I don’t know how, but at a get together with friends the other day, the subject of chocolate eggs and Easter bunnies came up. The one thing that we really didn’t understand was how, from things as disparate as chocolate, eggs, baby rabbits and the Resurrection, we have ended up with an Easter Bunny that gives out chocolate eggs.
What links them all together? For once, none of us whipped out our ‘phones to get on to Wikipedia as fast as we could. However, we unanimously decided to make up our own theories. We mostly agreed that it had to do with the coming of spring.

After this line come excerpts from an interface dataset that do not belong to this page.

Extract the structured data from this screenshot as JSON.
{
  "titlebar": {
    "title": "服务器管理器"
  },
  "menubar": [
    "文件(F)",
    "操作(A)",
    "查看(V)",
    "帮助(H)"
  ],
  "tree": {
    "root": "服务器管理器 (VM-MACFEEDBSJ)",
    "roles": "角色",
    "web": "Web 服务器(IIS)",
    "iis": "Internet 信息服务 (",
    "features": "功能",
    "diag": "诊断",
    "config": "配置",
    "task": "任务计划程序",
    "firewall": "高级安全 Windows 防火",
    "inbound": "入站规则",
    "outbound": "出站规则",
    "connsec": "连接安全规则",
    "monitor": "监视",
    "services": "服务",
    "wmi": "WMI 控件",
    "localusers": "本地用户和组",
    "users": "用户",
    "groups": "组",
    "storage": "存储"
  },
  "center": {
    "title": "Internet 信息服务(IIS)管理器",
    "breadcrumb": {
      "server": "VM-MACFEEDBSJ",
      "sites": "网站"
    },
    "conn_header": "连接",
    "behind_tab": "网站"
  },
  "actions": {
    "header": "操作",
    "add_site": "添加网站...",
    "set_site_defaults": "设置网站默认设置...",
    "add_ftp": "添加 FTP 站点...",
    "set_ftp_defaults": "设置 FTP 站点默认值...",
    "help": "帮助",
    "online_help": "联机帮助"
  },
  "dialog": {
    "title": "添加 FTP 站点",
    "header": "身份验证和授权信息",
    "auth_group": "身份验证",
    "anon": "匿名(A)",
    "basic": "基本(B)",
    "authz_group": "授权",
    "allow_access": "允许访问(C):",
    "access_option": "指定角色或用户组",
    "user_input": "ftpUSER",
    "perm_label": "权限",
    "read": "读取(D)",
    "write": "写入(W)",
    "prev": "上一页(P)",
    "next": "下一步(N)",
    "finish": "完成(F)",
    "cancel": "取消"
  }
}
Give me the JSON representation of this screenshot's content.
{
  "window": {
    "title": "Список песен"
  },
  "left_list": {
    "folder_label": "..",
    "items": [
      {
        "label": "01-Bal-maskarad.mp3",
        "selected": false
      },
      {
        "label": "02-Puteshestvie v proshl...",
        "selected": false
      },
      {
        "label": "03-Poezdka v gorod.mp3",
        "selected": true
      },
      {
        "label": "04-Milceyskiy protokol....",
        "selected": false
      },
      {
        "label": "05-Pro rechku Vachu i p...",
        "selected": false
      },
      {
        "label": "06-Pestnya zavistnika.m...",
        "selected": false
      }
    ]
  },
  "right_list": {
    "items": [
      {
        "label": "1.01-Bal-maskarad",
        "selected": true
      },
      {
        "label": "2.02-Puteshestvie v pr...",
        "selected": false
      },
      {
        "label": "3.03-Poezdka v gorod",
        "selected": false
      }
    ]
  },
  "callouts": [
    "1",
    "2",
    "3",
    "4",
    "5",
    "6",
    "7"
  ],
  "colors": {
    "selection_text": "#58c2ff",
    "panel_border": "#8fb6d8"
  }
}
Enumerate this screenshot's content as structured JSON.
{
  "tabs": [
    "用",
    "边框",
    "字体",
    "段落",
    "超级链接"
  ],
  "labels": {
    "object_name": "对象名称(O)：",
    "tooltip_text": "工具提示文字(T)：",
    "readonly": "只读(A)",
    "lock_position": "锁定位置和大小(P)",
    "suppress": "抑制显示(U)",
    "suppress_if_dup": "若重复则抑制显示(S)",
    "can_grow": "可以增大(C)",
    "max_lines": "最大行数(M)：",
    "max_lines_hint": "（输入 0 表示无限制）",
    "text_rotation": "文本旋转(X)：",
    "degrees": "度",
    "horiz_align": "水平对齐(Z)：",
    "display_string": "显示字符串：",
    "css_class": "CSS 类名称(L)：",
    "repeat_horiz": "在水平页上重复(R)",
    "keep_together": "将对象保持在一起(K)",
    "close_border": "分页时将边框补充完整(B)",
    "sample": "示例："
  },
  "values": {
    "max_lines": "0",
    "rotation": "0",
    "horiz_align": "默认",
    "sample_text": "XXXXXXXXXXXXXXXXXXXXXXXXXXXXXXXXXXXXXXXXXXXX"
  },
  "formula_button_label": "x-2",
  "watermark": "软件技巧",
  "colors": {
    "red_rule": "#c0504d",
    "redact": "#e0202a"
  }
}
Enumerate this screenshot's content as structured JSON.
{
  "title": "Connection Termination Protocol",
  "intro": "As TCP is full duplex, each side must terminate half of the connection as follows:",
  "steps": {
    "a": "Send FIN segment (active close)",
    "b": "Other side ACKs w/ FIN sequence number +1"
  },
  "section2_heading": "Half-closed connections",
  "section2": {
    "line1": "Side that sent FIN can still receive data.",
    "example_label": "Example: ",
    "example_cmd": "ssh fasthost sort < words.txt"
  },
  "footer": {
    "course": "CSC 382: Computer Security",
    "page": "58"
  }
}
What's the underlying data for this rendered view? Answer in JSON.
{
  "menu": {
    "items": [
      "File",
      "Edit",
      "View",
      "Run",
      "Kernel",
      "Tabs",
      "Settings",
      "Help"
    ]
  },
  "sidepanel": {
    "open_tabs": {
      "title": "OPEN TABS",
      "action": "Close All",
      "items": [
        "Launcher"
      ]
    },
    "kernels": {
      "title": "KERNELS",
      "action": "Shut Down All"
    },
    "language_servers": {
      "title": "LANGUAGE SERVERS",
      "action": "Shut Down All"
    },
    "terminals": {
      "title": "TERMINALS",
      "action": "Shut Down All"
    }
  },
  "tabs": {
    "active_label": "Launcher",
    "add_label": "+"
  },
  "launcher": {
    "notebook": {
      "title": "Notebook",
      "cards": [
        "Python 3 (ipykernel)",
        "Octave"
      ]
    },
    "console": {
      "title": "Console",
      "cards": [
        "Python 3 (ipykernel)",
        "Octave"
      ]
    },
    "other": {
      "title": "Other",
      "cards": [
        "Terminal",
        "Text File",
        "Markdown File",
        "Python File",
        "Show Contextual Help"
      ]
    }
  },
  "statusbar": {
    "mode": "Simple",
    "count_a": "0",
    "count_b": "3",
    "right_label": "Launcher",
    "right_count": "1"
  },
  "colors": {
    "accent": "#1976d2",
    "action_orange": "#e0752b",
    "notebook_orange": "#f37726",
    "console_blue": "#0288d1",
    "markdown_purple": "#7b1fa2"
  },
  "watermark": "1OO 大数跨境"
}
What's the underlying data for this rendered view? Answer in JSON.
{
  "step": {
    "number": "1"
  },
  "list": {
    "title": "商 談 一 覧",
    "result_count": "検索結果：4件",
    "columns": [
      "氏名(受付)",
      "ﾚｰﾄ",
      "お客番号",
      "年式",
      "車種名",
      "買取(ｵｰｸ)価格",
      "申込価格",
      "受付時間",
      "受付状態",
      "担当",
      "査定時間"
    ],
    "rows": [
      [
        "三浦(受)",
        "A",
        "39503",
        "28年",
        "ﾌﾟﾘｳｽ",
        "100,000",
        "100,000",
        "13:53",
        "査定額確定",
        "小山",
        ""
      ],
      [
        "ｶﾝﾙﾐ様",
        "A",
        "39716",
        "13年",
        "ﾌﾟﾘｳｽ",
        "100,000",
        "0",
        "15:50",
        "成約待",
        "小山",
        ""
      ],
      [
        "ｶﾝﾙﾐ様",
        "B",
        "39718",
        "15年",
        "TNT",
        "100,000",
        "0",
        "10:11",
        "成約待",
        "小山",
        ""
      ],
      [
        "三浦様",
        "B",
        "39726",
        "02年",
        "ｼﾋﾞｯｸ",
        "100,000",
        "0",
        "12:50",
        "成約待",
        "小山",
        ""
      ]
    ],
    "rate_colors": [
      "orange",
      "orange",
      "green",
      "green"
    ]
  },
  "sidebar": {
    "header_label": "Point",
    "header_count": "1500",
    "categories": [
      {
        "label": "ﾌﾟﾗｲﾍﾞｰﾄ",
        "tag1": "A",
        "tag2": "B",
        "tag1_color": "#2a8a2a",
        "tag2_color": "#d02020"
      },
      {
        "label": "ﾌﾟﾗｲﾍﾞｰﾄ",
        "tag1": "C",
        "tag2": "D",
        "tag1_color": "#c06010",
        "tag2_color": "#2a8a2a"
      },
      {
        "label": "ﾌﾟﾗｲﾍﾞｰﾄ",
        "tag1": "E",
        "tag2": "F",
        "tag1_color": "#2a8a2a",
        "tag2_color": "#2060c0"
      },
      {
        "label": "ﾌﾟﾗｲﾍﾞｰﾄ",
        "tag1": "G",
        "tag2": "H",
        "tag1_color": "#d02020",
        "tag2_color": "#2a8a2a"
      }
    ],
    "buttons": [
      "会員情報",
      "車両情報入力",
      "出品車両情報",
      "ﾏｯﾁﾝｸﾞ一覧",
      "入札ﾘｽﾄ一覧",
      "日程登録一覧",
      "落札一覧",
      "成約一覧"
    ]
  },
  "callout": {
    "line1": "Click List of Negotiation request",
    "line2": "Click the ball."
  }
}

I took it upon myself to try to find out what the real answer is, if that is at all possible, as I am sure there will be many theories out there.
So off I went to the modern day oracle that is Google…
Easter, we all know, is a Christian celebration of the resurrection of Jesus and the eggs have been associated with this festival since the early days of the church. As with many other traditions, it has its early origin from pagan practices where eggs symbolised fertility and rebirth, and it was subsequently adapted to represent the Resurrection. Early eggs were natural bird’s eggs that were decorated in bright colours and flowers and given as gifts. From the 17th century, egg shaped toys were manufactured: Victorians used cardboard covered in satin which were then filled with small gifts. Carl Faberge, of course, created the ultimate egg gifts for the Russian Tsar. In the early 19th century, confectioners in France and Germany also started to create chocolate eggs.
But what about the rabbit? Again, some think that the rabbit at spring time symbolised fertility, especially related to the goddess Eostre whose animal symbol is a rabbit. So there again is a symbol of birth, beginnings and new life. According to History.com, a cute little rabbit bearer of candy originated in Germany and was taken across the world, especially to the USA by emigrants.
Over the centuries it appears that this rabbit also started to become the bearer of chocolate eggs, and placed them in nests that children had purposely created. The nests became baskets, and the tradition of the Easter bunny leaving chocolate eggs around the garden for children to discover was formed!
PS. In Hertford, until the 18th April you can join in the IndieEaster Egg Hunt: a fun, free family activity to enjoy during the school holiday. For more information click here
Member since: 8th February 2012
I became a VA eight years ago after working as a legal secretary and then a personal assistant at golf resort and conference centre, Brocket Hall.
I love nothing better than making sure deadlines are...